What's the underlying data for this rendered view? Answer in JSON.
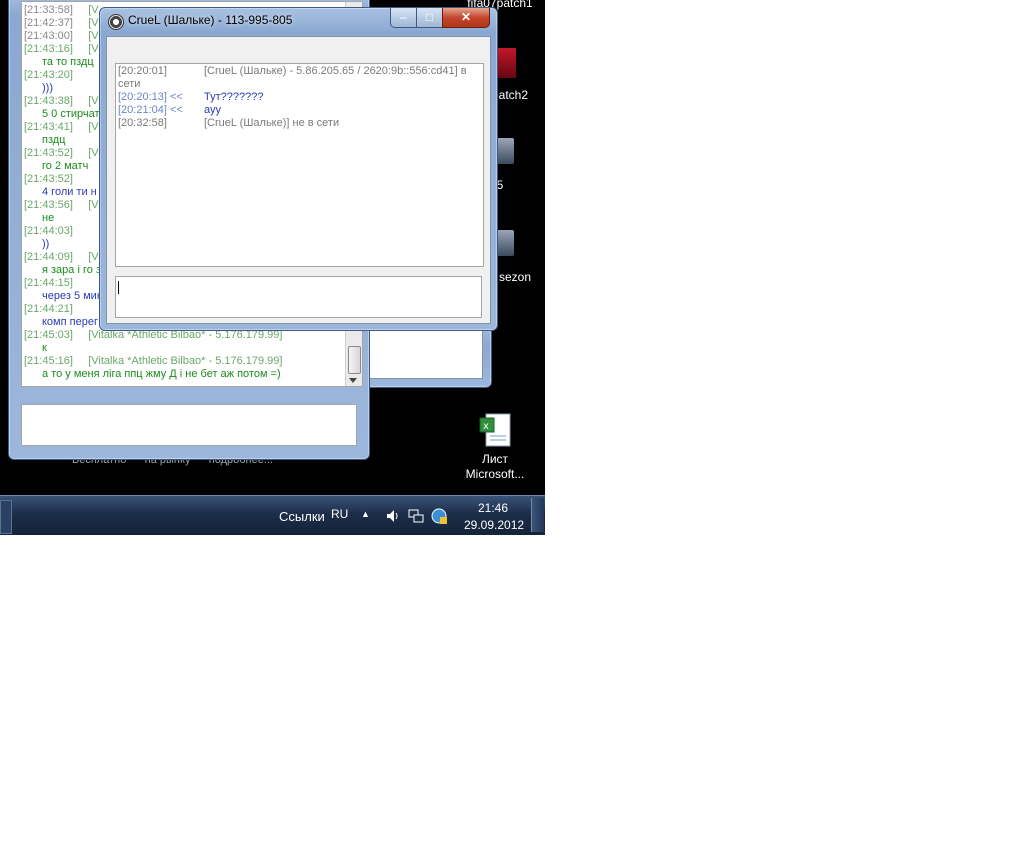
{
  "desktop": {
    "icons": [
      {
        "label": "fifa07patch1"
      },
      {
        "label": "patch2"
      },
      {
        "label": "5"
      },
      {
        "label": "sezon"
      },
      {
        "label": "Лист"
      },
      {
        "label": "Microsoft..."
      }
    ],
    "obscured_text": "Бесплатно      на рынку      подробнее..."
  },
  "back_window": {
    "rows": [
      {
        "time": "[21:33:58]",
        "tag": "[V"
      },
      {
        "time": "[21:42:37]",
        "tag": "[V"
      },
      {
        "time": "[21:43:00]",
        "tag": "[V"
      },
      {
        "time": "[21:43:16]",
        "tag": "[V"
      },
      {
        "text": "та то пздц"
      },
      {
        "time": "[21:43:20]"
      },
      {
        "text": ")))"
      },
      {
        "time": "[21:43:38]",
        "tag": "[V"
      },
      {
        "text": "5 0 стирчат"
      },
      {
        "time": "[21:43:41]",
        "tag": "[V"
      },
      {
        "text": "пздц"
      },
      {
        "time": "[21:43:52]",
        "tag": "[V"
      },
      {
        "text": "го 2 матч"
      },
      {
        "time": "[21:43:52]"
      },
      {
        "text": "4 голи ти н"
      },
      {
        "time": "[21:43:56]",
        "tag": "[V"
      },
      {
        "text": "не"
      },
      {
        "time": "[21:44:03]"
      },
      {
        "text": "))"
      },
      {
        "time": "[21:44:09]",
        "tag": "[V"
      },
      {
        "text": "я зара і го з"
      },
      {
        "time": "[21:44:15]"
      },
      {
        "text": "через 5 мин"
      },
      {
        "time": "[21:44:21]"
      },
      {
        "text": "комп перег"
      },
      {
        "time": "[21:45:03]",
        "tag": "[Vitalka *Athletic Bilbao*  - 5.176.179.99]"
      },
      {
        "text": "к"
      },
      {
        "time": "[21:45:16]",
        "tag": "[Vitalka *Athletic Bilbao*  - 5.176.179.99]"
      },
      {
        "text": "а то у меня ліга ппц жму Д і не бет аж потом =)"
      }
    ]
  },
  "chat_window": {
    "title": "CrueL (Шальке) - 113-995-805",
    "buttons": {
      "minimize": "‒",
      "maximize": "□",
      "close": "✕"
    },
    "messages": [
      {
        "time": "[20:20:01]",
        "dir": "",
        "text": "[CrueL (Шальке) - 5.86.205.65 / 2620:9b::556:cd41] в"
      },
      {
        "time": "",
        "dir": "",
        "text": "сети"
      },
      {
        "time": "[20:20:13]",
        "dir": "<<",
        "text": "Тут???????"
      },
      {
        "time": "[20:21:04]",
        "dir": "<<",
        "text": "ауу"
      },
      {
        "time": "[20:32:58]",
        "dir": "",
        "text": "[CrueL (Шальке)] не в сети"
      }
    ],
    "input_value": ""
  },
  "taskbar": {
    "links_label": "Ссылки",
    "lang": "RU",
    "time": "21:46",
    "date": "29.09.2012"
  }
}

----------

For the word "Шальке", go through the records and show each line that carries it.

REPLY –
    "title": "CrueL (Шальке) - 113-995-805",
        "text": "[CrueL (Шальке) - 5.86.205.65 / 2620:9b::556:cd41] в"
        "text": "[CrueL (Шальке)] не в сети"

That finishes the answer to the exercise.